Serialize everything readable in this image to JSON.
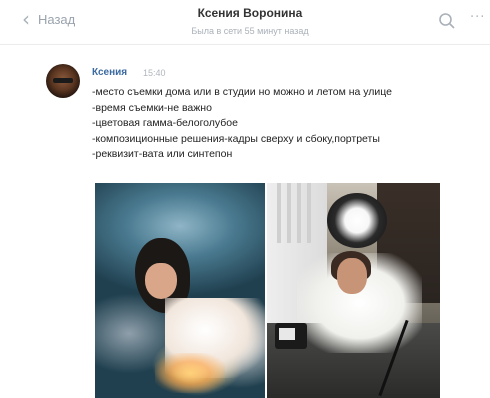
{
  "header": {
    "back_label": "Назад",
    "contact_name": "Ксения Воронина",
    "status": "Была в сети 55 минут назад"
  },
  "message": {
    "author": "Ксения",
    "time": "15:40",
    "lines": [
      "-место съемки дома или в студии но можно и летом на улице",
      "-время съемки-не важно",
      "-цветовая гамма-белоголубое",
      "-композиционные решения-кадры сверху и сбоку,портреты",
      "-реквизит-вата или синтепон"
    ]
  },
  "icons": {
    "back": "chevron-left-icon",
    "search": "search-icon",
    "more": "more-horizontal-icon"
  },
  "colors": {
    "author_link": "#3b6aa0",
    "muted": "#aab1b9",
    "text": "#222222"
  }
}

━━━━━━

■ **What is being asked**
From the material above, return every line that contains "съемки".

■ **Output of the exercise**
      "-место съемки дома или в студии но можно и летом на улице",
      "-время съемки-не важно",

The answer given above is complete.